Forth: A Sojourn Into Stack Comments
This is the first in a series of Forth articles that I’m planning to write (as/when I have the time and inclination) on Forth programming.
This first article isn’t that interesting as it’s only talking about comments – however, comments, and stack comments/stack signatures in particular are essential to writing clear Forth code, so it’s worth learning the best practices up front.
So… stack comments in Forth. They are essential to making your code more understandable for others, and making it easier to re-use code later on. Here’s what a stack comment looks like for a word (Forth parlance for a function or subroutine) that multiplies a value on the top of the stack by 2:
( n – n*2 )
The opening bracket/parenthesis “starts” the comment (the equivalent of REM). Again a space is required after the bracket. Next we see “n”. This is simply a symbolic representation of a number. Note that it is on the left hand side of that – symbol. That symbol separates inputs from outputs. The stuff on the left side are the inputs and the outputs are on the right side. So, this comment tells us that this word expects one number on the stack, and its output will be the same number multiplied by two. How simple is that?
Here’s a stack signature for a multiply word:
( a b – product )
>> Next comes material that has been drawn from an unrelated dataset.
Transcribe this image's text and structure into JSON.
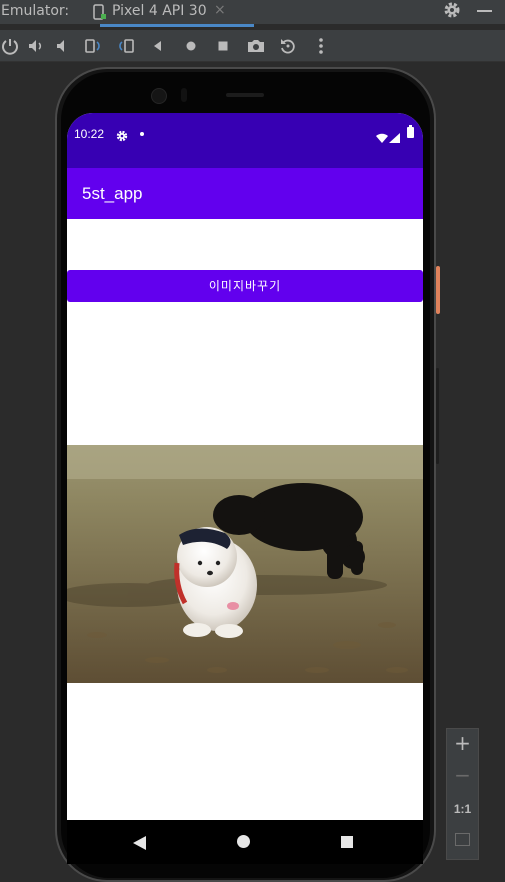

Here, this word takes two inputs from the stack. A and B. Note that B is on the top of the stack (the rightmost value is always the top of the stack) and A is “underneath it” on the stack. So, that’s the “inputs” dealt with. We can see that it produces one output called “product”. Note, that a and b are missing on the output side. This is crucial. It means that the word CONSUMES the A and B inputs (removed them from the stack) when it executes.
Here’s the stack signature for SWAP:
( a b – b a )
So, before execution, two values should be on the stack, b (at the top) and a underneath it, and after execution, a will be on the top (it’s the furthest to the right) and b will be underneath it).
Here’s DUP, which duplicates the topmost stack item:
( n – n n )
You can probably follow that one easily enough.
Here’s the stack signature for a division word:
( quotient divisor – dividend remainder )
So, this word expects two numbers on the stack. The quotient, and divisor (which is at the top). After execution, the quotient and divisor have consumed, and the dividend and remainder will be pushed to the stack.
Note the closing parenthesis which closes the comment. Anything after this will be seen as code that your Forth system should interpret in some way.
Okay, that’s a brief tour of stack comments. As mentioned, they are not essential, but they do make life easier when you come back to your code months later (or look at somebody else’s code).
In the next article, we’ll actually write some code...